Chinook salmon, or king salmon as they are more commonly known, are the state fish.  The Yukon River has the longest freshwater migration route of any salmon, over 3,000 kilometers (1,864 mi) from its mouth in the Bering Sea to spawning grounds upstream of Whitehorse, Yukon. Since chinook rely on fat reserves for energy upon entering fresh water, commercial fish caught here are highly prized for their unusually high levels of heart-healthy omega-3 fatty acids.

The present Alaska state sport fishing record is 97.25 lbs taken on the Kenai River. In fact, of the top 10 king salmon record holders 9 of these fish were taken in the Kenai River. King salmon spend from 2-5 years in the ocean so their size in a run varies a lot, the State of Alaska average for this salmon is about 20lbs., however Kenai king salmon are typically in the 50 lb range.

world record king salmon from kenai river





‘Nother Brick in the Wall (Brick 3)

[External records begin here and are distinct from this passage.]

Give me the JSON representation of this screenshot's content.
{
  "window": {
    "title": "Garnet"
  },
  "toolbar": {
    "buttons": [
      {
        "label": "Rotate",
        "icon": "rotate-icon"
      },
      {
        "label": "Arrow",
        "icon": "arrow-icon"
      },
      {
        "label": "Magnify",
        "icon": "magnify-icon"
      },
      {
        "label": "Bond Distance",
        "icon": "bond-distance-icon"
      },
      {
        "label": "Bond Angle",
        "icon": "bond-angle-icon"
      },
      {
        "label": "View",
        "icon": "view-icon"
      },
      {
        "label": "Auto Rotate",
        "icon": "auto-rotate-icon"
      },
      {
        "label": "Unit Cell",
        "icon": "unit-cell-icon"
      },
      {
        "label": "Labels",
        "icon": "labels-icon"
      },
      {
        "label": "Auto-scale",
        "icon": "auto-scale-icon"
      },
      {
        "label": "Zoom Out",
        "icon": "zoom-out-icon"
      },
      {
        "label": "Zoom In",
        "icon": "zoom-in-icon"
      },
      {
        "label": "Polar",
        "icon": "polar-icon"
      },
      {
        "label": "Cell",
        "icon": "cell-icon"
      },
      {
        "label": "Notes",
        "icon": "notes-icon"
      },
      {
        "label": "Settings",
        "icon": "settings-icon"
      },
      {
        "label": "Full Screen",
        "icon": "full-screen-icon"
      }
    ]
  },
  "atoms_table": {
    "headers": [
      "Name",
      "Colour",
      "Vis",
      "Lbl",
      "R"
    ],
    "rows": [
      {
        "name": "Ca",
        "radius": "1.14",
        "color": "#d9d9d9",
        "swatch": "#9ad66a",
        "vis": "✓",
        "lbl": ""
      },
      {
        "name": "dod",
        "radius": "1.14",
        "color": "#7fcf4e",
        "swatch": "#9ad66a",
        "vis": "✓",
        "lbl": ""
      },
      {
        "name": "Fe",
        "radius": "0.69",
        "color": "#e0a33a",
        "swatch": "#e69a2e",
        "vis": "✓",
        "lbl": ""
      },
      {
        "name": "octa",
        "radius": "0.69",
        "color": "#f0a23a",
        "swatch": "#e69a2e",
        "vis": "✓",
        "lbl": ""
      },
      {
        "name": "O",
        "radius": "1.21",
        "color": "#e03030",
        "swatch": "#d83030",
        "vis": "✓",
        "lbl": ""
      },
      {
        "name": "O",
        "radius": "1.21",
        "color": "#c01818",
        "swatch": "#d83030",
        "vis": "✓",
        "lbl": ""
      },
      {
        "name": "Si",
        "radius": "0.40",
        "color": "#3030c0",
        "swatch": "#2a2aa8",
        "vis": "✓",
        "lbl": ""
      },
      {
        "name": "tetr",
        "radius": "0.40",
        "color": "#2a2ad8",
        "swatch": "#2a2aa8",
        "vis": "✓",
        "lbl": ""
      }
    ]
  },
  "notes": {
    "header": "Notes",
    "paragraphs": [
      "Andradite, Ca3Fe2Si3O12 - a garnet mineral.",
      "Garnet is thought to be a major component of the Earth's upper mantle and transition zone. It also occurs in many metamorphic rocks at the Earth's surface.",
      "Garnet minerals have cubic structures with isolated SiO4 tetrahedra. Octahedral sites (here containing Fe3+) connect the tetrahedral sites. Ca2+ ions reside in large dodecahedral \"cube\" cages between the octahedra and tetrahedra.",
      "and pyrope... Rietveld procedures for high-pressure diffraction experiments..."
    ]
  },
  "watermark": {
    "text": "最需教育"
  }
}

18 06 2010

In 1867 United States Secretary of State William H. Seward offered Russia $7,200,000, or two cents per acre, for Alaska.  The purchase was at the time derided as “Seward’s folly,” “Seward’s icebox,” and Andrew Johnson’s “polar bear garden,” because it was believed foolhardy to spend so much money on the remote region.





Although We’ve Come to the End of the Road

17 06 2010

I think this is the last of the Homer trip posts.  When a college friend of mine, we’ll call him froggy, came to visit in 2002 we drove the haul road up to Deadhorse, the northern most place accessible by road in the AK.  Homer is the southern, and western, most place you can access by road.  Here are some pics of me at the end of the road, and then in front of the Salty Dawg Saloon, a famous Homer landmark.






Turn Around, Every Now and Then

16 06 2010

On the drive to Homer we go by Turnagain Arm.  Turnagain Arm is part of the Cook Inlet and exhibits a tidal bore. The bore may be more than six feet high and travel at 15 miles per hour on high spring tides.  It is known for it’s abundance of silt and at low tide, much of the  silty bottom is exposed, making marine navigation difficult.  These mudflats can also be dangerous to walk on, exhibiting quicksand-like characteristics, and have claimed the life of at least one beach explorer who has wandered out on them and was unable to be rescued before the super fast and high tide came in.

So the lesson is, it’s pretty to look at, but DON’T go out on the flats.